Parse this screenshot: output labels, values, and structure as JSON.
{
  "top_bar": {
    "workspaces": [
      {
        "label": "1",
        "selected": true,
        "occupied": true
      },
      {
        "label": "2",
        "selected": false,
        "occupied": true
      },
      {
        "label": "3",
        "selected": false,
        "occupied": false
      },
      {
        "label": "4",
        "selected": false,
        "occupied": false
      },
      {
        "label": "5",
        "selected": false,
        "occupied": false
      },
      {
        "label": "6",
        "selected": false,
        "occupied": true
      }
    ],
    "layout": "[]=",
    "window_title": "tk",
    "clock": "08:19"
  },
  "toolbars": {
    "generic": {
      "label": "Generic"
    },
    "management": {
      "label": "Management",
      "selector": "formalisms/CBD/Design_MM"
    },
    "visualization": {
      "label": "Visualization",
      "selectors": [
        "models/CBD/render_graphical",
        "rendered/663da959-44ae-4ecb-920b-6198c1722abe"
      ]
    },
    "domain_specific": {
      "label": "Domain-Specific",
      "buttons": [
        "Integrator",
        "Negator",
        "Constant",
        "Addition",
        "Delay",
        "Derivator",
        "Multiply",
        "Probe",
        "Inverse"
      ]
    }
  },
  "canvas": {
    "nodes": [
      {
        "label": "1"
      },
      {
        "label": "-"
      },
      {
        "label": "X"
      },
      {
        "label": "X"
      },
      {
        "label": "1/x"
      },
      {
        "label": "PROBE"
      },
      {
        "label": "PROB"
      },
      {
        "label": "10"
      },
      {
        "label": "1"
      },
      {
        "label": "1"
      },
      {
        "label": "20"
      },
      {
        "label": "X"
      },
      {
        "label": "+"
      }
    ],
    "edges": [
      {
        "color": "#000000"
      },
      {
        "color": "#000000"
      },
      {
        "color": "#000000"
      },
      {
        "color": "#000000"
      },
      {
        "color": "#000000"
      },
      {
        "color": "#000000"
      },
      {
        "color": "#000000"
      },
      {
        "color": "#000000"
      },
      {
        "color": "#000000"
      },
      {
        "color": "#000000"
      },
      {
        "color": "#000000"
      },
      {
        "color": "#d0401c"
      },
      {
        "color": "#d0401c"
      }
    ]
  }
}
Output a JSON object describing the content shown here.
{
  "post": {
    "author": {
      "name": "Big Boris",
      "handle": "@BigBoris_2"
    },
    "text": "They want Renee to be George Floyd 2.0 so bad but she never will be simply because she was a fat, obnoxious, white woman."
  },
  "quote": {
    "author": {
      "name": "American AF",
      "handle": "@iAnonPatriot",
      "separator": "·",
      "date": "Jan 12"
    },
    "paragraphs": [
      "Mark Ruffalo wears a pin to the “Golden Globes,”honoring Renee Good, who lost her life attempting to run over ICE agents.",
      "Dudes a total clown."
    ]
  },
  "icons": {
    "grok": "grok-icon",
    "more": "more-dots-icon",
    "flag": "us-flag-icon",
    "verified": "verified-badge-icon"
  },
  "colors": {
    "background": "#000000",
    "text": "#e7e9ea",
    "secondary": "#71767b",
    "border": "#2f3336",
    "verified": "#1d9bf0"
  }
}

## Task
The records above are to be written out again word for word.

## Response to this exercise
Parse this screenshot: output labels, values, and structure as JSON.
{
  "top_bar": {
    "workspaces": [
      {
        "label": "1",
        "selected": true,
        "occupied": true
      },
      {
        "label": "2",
        "selected": false,
        "occupied": true
      },
      {
        "label": "3",
        "selected": false,
        "occupied": false
      },
      {
        "label": "4",
        "selected": false,
        "occupied": false
      },
      {
        "label": "5",
        "selected": false,
        "occupied": false
      },
      {
        "label": "6",
        "selected": false,
        "occupied": true
      }
    ],
    "layout": "[]=",
    "window_title": "tk",
    "clock": "08:19"
  },
  "toolbars": {
    "generic": {
      "label": "Generic"
    },
    "management": {
      "label": "Management",
      "selector": "formalisms/CBD/Design_MM"
    },
    "visualization": {
      "label": "Visualization",
      "selectors": [
        "models/CBD/render_graphical",
        "rendered/663da959-44ae-4ecb-920b-6198c1722abe"
      ]
    },
    "domain_specific": {
      "label": "Domain-Specific",
      "buttons": [
        "Integrator",
        "Negator",
        "Constant",
        "Addition",
        "Delay",
        "Derivator",
        "Multiply",
        "Probe",
        "Inverse"
      ]
    }
  },
  "canvas": {
    "nodes": [
      {
        "label": "1"
      },
      {
        "label": "-"
      },
      {
        "label": "X"
      },
      {
        "label": "X"
      },
      {
        "label": "1/x"
      },
      {
        "label": "PROBE"
      },
      {
        "label": "PROB"
      },
      {
        "label": "10"
      },
      {
        "label": "1"
      },
      {
        "label": "1"
      },
      {
        "label": "20"
      },
      {
        "label": "X"
      },
      {
        "label": "+"
      }
    ],
    "edges": [
      {
        "color": "#000000"
      },
      {
        "color": "#000000"
      },
      {
        "color": "#000000"
      },
      {
        "color": "#000000"
      },
      {
        "color": "#000000"
      },
      {
        "color": "#000000"
      },
      {
        "color": "#000000"
      },
      {
        "color": "#000000"
      },
      {
        "color": "#000000"
      },
      {
        "color": "#000000"
      },
      {
        "color": "#000000"
      },
      {
        "color": "#d0401c"
      },
      {
        "color": "#d0401c"
      }
    ]
  }
}
Output a JSON object describing the content shown here.
{
  "post": {
    "author": {
      "name": "Big Boris",
      "handle": "@BigBoris_2"
    },
    "text": "They want Renee to be George Floyd 2.0 so bad but she never will be simply because she was a fat, obnoxious, white woman."
  },
  "quote": {
    "author": {
      "name": "American AF",
      "handle": "@iAnonPatriot",
      "separator": "·",
      "date": "Jan 12"
    },
    "paragraphs": [
      "Mark Ruffalo wears a pin to the “Golden Globes,”honoring Renee Good, who lost her life attempting to run over ICE agents.",
      "Dudes a total clown."
    ]
  },
  "icons": {
    "grok": "grok-icon",
    "more": "more-dots-icon",
    "flag": "us-flag-icon",
    "verified": "verified-badge-icon"
  },
  "colors": {
    "background": "#000000",
    "text": "#e7e9ea",
    "secondary": "#71767b",
    "border": "#2f3336",
    "verified": "#1d9bf0"
  }
}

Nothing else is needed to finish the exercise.